# Task statement
Identify each line in the records below that contains the word "date", and copy it.

>>>

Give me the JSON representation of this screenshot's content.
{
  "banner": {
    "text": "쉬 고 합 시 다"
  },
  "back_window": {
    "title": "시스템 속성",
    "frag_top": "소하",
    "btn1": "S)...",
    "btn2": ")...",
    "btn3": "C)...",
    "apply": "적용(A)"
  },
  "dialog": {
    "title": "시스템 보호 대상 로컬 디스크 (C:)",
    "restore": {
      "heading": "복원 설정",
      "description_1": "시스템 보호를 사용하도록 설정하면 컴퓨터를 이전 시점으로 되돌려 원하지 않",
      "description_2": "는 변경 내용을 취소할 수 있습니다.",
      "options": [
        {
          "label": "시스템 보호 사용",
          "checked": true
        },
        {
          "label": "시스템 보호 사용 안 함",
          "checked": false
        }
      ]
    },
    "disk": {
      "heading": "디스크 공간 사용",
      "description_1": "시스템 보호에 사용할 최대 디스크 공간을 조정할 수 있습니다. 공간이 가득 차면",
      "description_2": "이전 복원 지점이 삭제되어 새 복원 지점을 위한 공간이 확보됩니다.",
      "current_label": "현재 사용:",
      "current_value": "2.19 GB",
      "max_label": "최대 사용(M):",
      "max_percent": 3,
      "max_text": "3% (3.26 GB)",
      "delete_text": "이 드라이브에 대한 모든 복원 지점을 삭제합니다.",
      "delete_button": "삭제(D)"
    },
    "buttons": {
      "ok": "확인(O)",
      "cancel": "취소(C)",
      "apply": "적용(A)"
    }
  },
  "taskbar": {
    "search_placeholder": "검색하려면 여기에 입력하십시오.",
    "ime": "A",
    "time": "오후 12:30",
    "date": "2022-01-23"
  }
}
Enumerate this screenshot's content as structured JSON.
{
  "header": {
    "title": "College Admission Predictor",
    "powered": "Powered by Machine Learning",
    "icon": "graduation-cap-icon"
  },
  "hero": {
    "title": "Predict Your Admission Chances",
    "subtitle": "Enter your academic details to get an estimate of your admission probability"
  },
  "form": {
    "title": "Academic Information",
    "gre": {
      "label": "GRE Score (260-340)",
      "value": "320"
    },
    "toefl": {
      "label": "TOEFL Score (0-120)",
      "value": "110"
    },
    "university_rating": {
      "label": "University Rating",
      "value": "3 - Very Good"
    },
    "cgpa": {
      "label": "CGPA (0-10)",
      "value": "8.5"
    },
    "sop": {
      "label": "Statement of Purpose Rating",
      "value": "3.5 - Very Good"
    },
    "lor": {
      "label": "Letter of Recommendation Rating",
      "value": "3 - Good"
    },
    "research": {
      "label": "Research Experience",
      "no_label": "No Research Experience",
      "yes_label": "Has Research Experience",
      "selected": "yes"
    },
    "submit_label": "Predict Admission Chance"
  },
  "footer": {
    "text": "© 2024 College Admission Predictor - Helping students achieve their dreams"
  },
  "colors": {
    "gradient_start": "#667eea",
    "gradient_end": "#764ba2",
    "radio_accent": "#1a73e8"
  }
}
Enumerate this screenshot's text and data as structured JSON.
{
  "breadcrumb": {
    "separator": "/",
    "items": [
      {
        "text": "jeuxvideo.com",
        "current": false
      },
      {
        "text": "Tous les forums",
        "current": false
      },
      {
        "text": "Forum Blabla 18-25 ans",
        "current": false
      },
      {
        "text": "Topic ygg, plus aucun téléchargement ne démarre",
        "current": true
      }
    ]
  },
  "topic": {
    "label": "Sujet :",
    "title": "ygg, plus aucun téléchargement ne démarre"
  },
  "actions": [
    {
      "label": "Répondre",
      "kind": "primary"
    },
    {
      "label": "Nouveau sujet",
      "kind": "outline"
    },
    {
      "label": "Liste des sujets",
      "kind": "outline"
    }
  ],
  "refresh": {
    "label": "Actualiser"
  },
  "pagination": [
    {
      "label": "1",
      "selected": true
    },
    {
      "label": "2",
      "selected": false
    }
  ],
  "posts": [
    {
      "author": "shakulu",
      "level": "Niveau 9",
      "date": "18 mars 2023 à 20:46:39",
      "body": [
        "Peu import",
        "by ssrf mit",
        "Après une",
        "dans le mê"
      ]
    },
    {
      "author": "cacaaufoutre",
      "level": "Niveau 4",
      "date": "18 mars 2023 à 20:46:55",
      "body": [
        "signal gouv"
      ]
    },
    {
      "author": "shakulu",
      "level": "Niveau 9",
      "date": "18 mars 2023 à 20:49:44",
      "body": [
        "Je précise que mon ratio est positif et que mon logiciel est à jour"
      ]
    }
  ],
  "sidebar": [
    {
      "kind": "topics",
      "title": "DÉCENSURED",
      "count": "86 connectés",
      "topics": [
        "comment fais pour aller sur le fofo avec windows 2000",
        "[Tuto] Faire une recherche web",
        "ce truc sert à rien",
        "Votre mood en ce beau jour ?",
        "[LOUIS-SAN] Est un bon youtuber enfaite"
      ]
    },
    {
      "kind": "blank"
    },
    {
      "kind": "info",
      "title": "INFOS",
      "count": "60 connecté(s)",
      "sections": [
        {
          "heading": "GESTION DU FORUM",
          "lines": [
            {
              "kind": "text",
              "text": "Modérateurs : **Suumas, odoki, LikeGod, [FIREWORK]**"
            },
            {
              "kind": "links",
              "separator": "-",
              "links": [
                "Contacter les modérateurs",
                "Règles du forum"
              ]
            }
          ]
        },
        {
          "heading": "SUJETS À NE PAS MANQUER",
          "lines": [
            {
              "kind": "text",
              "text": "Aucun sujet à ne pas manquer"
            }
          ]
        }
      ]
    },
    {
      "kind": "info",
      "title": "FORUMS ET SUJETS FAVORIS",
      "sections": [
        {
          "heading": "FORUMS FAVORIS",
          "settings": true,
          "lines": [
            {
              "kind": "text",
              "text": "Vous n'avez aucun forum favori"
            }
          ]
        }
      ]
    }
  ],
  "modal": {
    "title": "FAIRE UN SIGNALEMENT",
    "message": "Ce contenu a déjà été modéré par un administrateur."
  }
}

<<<

# Solution
    "date": "2022-01-23"
      "date": "18 mars 2023 à 20:46:39",
      "date": "18 mars 2023 à 20:46:55",
      "date": "18 mars 2023 à 20:49:44",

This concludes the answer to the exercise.